Stored items
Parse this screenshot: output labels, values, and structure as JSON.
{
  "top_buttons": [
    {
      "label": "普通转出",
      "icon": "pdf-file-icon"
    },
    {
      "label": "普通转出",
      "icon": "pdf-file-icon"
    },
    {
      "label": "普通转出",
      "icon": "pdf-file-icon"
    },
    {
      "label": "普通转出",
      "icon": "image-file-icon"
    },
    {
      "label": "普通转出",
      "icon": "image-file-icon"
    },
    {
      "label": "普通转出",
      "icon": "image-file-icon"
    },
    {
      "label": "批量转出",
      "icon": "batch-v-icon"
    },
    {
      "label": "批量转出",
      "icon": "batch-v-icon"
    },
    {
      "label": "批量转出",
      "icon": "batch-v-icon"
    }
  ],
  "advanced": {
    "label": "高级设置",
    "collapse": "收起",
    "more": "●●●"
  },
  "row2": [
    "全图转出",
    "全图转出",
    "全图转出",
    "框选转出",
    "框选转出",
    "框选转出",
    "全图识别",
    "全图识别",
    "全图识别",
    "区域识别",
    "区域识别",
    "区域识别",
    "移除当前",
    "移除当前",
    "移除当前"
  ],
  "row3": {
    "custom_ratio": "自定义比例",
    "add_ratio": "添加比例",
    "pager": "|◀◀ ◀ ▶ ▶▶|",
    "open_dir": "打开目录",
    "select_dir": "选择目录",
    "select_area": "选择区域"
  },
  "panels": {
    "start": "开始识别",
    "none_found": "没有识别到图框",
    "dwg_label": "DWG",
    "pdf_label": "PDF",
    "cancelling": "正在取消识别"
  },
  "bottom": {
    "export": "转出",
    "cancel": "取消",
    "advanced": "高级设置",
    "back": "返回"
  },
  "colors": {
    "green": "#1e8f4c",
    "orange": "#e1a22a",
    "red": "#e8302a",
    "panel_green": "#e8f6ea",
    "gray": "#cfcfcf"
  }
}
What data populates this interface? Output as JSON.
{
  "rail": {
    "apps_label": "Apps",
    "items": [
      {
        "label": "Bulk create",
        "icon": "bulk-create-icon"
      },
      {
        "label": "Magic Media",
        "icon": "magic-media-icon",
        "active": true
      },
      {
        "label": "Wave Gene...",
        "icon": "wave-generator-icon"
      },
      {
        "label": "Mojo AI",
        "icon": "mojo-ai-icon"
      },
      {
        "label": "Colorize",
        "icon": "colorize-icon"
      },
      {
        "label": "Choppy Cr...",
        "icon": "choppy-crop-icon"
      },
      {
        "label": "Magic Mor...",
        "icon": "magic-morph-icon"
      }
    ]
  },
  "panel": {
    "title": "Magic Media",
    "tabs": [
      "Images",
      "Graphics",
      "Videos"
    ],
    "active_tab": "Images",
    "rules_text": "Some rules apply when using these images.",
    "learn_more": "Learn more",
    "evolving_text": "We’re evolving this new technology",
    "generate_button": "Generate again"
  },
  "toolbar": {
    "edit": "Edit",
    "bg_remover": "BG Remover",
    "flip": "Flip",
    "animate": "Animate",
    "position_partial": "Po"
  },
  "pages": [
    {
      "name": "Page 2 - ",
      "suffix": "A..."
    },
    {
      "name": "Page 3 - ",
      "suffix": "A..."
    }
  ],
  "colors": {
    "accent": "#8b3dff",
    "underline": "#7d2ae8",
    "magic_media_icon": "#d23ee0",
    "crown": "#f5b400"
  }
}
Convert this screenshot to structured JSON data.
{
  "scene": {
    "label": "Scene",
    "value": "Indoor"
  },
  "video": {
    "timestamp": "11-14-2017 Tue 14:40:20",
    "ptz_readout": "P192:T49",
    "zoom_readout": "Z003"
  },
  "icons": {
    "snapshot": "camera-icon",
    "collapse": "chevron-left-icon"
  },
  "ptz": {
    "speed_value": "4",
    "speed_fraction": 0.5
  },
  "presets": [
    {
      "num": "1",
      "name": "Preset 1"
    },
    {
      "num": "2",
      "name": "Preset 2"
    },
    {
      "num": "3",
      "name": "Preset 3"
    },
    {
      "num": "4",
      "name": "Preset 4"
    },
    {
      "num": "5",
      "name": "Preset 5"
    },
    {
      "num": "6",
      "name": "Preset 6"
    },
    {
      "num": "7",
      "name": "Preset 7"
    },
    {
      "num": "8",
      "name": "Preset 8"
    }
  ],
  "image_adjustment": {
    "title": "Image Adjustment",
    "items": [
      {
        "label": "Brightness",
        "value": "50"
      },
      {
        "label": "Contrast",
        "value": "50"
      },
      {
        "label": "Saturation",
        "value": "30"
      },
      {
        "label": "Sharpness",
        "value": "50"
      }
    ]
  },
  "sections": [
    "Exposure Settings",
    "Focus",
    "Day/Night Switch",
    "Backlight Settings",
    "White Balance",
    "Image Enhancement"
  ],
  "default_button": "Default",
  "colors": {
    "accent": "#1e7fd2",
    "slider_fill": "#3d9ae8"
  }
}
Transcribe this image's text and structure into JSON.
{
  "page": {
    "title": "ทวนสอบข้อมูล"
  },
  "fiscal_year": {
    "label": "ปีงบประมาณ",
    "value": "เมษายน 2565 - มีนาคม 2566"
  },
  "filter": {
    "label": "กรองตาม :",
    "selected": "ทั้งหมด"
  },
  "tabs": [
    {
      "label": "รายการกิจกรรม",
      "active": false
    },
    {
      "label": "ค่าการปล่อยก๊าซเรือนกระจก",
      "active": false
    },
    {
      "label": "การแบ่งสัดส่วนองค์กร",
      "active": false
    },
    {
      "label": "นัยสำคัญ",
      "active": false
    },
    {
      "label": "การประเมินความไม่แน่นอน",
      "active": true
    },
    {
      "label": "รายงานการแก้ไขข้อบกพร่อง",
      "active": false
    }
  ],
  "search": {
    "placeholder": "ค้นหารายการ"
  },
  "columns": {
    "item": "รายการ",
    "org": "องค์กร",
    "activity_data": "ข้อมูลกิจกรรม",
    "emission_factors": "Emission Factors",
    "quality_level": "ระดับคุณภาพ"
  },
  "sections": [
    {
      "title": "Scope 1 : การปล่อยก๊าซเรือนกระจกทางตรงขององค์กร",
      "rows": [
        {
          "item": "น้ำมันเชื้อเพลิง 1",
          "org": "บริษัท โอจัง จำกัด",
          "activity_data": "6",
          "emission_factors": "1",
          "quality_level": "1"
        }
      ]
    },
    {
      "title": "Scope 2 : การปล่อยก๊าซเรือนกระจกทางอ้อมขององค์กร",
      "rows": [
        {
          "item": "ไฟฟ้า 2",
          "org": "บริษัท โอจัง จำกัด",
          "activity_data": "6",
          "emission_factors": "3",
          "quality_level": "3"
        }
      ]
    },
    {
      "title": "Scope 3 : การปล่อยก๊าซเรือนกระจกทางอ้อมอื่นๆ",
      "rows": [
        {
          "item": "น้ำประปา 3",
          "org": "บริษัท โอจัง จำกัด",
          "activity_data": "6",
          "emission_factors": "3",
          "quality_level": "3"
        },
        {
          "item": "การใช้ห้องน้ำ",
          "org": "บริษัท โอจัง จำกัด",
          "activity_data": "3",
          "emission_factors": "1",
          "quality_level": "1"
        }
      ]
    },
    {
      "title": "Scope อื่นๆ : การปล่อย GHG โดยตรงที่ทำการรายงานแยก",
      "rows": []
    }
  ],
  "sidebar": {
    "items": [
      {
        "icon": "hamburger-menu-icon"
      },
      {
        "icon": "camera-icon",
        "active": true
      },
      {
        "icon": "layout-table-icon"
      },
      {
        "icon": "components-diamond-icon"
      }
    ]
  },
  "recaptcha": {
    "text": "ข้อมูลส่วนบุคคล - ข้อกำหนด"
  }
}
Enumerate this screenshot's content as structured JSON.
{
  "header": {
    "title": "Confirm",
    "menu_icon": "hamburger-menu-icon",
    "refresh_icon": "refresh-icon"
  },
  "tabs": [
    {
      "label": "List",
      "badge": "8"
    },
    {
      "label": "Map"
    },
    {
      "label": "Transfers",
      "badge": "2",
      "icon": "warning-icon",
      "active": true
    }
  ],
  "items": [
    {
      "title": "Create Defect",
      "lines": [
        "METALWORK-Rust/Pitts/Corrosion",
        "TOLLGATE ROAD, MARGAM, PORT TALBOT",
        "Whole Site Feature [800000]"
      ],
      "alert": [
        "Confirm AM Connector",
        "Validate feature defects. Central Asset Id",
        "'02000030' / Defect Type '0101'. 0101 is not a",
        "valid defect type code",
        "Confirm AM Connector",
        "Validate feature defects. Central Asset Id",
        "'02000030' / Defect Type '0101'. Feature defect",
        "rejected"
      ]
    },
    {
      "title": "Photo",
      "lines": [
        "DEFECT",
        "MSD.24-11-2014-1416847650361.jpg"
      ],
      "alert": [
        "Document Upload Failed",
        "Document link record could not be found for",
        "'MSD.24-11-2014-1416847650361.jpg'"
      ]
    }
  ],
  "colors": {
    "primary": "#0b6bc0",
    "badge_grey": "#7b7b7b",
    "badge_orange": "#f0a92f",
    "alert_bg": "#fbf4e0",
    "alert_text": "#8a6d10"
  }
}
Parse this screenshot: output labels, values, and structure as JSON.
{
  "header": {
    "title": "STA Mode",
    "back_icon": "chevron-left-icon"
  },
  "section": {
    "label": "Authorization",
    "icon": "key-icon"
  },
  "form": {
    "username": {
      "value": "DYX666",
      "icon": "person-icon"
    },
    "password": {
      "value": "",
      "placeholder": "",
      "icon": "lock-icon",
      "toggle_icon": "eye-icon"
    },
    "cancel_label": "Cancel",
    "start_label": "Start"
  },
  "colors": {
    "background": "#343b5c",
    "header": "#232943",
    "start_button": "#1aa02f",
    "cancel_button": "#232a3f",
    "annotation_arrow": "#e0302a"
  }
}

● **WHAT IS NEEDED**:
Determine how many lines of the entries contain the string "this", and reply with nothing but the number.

● **RESPONSE**:
7